Sad, but there are some consolations for those who can find such acceptance, which have as ever been pointed out for us by the ancient philosophers and poets. Chief among these is the Neo-Platonic Synesius of Cyrene (c.373-c.414 AD) whose Eulogy on Baldness, has provided succour and hope to baldies for centuries. Do read the whole thing over on  

Baldness is health and strength

“We, bald people, … have a share of health not equal to other men, but, if God permit, be it said, even greater. A cranium which is free from hair, that basks in the sun and is exposed to all the seasons, would not excite your wonder should it be turned quickly from bone into iron.”

Synesius of Cyrene, Eulogy of Baldness

OK, this observation does not have the force of science behind it, but nonetheless I cannot help but think it might contain a grain of truth. After all, to go out into the world as a baldie is to experience the benefits and ravages of nature more fully, – the heat of the sun, the chill of the wind, and the pelting rain. If that does not produce strength and resilience, nothing will. 

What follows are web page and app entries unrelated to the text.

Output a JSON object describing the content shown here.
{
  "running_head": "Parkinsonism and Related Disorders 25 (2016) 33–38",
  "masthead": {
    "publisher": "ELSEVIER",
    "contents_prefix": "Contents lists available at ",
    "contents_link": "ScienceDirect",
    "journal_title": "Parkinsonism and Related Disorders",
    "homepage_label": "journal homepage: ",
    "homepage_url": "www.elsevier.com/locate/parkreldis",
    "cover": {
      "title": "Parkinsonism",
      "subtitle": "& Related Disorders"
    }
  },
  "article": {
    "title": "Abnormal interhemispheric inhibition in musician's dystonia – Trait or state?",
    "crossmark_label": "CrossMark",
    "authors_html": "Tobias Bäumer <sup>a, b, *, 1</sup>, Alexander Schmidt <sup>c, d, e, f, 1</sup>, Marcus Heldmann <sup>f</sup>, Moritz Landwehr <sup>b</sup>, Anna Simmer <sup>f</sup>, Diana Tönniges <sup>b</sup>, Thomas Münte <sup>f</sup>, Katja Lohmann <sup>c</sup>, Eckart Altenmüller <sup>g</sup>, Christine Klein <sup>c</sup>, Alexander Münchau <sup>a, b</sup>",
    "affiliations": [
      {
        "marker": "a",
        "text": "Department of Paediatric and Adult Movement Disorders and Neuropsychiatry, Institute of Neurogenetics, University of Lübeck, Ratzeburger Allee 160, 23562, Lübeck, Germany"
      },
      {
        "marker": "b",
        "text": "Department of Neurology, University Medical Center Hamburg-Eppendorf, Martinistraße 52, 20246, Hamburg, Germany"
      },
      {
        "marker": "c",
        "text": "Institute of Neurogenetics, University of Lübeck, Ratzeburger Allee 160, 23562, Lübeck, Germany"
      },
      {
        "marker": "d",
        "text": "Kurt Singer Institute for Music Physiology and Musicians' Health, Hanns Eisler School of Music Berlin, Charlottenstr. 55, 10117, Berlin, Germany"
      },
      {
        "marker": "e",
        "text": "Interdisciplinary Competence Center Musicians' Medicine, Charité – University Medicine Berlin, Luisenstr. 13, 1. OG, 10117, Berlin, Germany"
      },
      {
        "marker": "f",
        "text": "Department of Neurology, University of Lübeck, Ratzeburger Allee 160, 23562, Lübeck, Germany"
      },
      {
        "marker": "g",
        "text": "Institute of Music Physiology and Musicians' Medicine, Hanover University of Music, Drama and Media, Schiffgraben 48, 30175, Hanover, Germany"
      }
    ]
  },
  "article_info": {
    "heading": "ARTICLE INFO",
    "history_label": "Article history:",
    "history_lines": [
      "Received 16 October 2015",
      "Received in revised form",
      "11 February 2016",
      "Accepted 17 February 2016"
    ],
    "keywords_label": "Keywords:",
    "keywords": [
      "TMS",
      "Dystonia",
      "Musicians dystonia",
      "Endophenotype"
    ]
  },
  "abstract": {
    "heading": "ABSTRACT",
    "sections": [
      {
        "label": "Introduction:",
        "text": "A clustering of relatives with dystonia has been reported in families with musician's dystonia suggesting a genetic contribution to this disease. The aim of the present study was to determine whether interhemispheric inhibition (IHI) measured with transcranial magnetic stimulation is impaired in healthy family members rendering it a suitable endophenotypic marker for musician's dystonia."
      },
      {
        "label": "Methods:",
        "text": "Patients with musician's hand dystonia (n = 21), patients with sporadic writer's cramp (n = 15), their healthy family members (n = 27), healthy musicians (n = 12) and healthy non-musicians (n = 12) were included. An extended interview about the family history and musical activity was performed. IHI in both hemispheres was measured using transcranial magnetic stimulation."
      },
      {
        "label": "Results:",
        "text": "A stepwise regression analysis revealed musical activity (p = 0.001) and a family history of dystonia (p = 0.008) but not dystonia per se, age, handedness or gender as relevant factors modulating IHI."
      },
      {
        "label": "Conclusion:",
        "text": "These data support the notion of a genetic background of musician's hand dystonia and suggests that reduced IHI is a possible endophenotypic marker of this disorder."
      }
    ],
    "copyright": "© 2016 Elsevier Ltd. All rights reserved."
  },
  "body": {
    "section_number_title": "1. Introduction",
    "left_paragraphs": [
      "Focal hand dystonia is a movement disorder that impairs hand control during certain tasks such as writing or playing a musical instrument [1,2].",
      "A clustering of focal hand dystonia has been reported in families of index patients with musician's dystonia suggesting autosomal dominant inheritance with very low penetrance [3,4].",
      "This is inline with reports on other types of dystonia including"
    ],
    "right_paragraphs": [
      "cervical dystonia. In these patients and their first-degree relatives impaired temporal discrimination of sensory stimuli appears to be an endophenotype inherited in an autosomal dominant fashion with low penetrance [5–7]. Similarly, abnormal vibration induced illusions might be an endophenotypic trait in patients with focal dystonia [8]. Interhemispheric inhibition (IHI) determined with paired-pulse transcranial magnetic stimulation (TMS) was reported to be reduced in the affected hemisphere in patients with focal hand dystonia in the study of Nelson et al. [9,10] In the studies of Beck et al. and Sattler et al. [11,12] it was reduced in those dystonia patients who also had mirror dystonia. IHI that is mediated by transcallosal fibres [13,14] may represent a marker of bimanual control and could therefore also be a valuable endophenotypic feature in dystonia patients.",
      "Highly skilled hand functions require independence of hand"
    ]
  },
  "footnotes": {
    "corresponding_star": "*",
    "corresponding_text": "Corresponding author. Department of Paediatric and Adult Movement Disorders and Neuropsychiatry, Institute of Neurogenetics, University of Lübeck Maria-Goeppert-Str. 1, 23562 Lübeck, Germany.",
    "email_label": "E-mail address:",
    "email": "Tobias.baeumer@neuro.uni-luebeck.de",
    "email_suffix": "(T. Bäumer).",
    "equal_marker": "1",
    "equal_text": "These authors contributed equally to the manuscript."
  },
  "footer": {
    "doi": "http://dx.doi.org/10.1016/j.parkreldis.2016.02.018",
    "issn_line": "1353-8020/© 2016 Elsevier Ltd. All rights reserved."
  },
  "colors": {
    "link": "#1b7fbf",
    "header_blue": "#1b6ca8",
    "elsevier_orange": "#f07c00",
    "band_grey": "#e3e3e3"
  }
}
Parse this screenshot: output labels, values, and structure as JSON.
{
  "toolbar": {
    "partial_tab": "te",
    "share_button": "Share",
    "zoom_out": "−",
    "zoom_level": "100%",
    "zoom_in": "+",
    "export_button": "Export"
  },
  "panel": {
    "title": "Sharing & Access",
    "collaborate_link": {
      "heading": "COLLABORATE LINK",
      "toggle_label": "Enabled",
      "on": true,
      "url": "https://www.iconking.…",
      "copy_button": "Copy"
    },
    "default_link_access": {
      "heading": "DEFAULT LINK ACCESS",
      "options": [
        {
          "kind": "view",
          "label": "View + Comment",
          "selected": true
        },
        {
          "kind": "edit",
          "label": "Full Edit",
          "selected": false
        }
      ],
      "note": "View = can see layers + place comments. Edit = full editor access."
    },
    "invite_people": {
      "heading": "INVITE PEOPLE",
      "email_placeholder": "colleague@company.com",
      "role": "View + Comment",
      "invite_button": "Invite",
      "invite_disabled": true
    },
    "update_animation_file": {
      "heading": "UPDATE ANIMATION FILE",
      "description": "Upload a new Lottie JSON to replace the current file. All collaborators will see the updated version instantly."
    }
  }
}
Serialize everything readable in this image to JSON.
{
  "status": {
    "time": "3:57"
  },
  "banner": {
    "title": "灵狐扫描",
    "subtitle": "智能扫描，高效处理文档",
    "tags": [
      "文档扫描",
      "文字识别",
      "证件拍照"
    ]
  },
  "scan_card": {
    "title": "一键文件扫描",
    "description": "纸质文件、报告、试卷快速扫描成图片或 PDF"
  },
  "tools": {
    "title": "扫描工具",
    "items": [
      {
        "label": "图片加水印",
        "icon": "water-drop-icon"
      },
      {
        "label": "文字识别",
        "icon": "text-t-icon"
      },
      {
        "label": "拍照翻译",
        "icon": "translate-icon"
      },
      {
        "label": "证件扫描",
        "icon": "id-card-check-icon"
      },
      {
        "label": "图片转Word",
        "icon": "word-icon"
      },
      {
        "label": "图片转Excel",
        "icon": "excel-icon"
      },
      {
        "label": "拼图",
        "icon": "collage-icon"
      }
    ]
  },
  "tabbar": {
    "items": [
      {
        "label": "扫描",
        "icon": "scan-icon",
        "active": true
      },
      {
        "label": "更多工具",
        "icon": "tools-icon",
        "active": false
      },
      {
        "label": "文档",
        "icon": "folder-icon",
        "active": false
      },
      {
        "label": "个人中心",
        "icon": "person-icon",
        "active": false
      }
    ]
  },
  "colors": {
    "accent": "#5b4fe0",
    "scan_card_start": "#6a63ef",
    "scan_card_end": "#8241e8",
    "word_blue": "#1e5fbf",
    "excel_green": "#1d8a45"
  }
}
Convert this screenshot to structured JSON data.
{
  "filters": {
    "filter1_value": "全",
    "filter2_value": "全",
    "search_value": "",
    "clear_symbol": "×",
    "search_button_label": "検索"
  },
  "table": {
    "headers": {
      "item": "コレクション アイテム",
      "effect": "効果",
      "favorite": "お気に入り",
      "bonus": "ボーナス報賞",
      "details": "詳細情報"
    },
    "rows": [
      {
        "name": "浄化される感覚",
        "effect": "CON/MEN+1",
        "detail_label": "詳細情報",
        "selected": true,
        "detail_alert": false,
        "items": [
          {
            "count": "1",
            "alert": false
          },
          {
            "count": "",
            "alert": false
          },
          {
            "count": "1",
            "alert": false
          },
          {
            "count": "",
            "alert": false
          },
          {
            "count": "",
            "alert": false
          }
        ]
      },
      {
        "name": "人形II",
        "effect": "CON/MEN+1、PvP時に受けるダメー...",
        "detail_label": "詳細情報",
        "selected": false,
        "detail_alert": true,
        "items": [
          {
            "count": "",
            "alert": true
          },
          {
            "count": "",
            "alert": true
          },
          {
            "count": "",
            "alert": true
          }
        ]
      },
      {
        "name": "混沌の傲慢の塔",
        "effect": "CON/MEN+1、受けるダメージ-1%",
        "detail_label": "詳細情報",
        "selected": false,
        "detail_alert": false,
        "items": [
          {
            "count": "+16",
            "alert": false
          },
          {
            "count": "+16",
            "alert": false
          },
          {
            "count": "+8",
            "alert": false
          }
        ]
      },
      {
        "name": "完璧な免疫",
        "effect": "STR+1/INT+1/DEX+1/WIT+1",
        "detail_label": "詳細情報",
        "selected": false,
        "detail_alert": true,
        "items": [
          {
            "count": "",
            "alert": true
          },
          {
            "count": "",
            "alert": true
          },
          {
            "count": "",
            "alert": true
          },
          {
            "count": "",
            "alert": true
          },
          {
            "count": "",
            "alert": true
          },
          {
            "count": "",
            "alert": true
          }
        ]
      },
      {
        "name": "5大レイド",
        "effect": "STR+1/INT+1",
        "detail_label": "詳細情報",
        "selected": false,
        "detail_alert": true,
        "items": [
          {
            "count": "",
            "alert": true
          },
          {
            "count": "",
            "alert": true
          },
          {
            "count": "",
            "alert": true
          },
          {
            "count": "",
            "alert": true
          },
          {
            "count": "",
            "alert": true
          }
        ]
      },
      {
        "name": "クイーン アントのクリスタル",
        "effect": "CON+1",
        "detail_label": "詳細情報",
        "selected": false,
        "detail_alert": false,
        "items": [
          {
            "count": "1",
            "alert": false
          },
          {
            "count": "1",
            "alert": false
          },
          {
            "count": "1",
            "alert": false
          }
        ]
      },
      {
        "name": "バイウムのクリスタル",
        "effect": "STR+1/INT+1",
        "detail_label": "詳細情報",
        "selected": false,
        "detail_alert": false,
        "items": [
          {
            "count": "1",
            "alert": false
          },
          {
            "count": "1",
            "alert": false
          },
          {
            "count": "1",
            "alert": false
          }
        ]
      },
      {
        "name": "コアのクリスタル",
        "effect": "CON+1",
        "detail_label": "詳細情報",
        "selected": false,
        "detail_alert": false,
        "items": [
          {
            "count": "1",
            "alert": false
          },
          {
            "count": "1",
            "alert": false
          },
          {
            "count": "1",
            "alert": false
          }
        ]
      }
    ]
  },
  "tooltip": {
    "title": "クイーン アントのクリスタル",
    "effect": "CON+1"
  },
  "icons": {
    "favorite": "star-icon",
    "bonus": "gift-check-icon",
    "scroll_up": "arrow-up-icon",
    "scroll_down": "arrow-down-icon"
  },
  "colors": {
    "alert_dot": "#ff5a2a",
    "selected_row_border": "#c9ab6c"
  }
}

Baldness is wisdom

You may look at the pictures in the Museum, I mean those of Diogenes and Socrates, and whomsoever you please of those who in their age were wise, and your survey would be an inspection of bald heads.

Synesius of Cyrene, Eulogy of Baldness

An argument from anecdote, clearly (what about Einstein?), but in the world of Roman portraiture baldness was considered a signifier of wisdom and gravitas,  and who would not want such attributes? Indeed, during the republican period, some patrons chose to be presented with their baldness emphasised, along with their wrinkles, to show off their wisdom and the years they had dedicated to the state. (This wasn’t compensation enough for the emperors, but perhaps they would have lived longer if it was) The dictum may – just may – hold true today, also, as a study from a few  years ago suggested that baldies were generally perceived to be more intelligent, dominant and successful than those with full heads of hair. There is a catch though: to achieve this effect you have to be completely bald up top, as this suggests a pro-activeness rather than mere acceptance. Those sporting a simple humble bald spot were – surprise surprise – considered less high-powered and less successful. Alas you still need a razor!

Baldness is honesty

‘‘But avoid men who profess elegance and good looks and who arrange their hair in their proper place. What they tell you they have told a thousand women; their fancy wanders and has no fixed abode.”                                           

Ovid, Ars Amatoria Book III

The baldie is in no danger of arranging his hair in the proper place – indeed  hair grows anywhere but the proper place –  and thus there is clearly no chance of his being one of those men of which Ovid advises women to be wary. Synesius backs him up on this. Vicious people, he says, have long hair. “Homer,” he points out “depicts the seducer as one fingering his shining locks”. A stereotype perhaps, but there is an honesty about baldness. No possibility for affectation. It is just you. Bald.

Baldness is security

A Macedonian with hair unusually long and a thick drooping beard, was attacking a Persian, but the Persian…  seizes him by the beard and hair, and thus throws the soldier, who had not struck a blow, to the ground, drawing him to himself by the hair like a fish, and once fallen slays him. Some other Persian also saw this, and another and another, and soon they were … in full pursuit of the enemy through the plain. No one probably of Alexander’s phalanx stood his ground except that portion which was bald. 

Synesius of Cyrene, Eulogy of Baldness

Simple one this. Who can deny that hair-pulling can be a potent means of attack? 

Baldness is Simplicity.

Your hairs are carefully disposed /Lest your bald pate should be disclosed/ But winds lift them in wavy drifts/Moved in a blur of constant shifts/How can you have so little hair/ Yet have it show up everywhere?

Martial, Epigrams, 10.83

To conceal the truth of your baldness is to embark on endless adjustments as you sort your comb-over or put your hairpiece in place. To attempt to correct the problem and restore your hair can be a long drawn-out, costly and sometimes painful process. And in the end futile. Baldness, by contrast is simple and straightforward


Tags: , , , , , , ,

%d bloggers like this: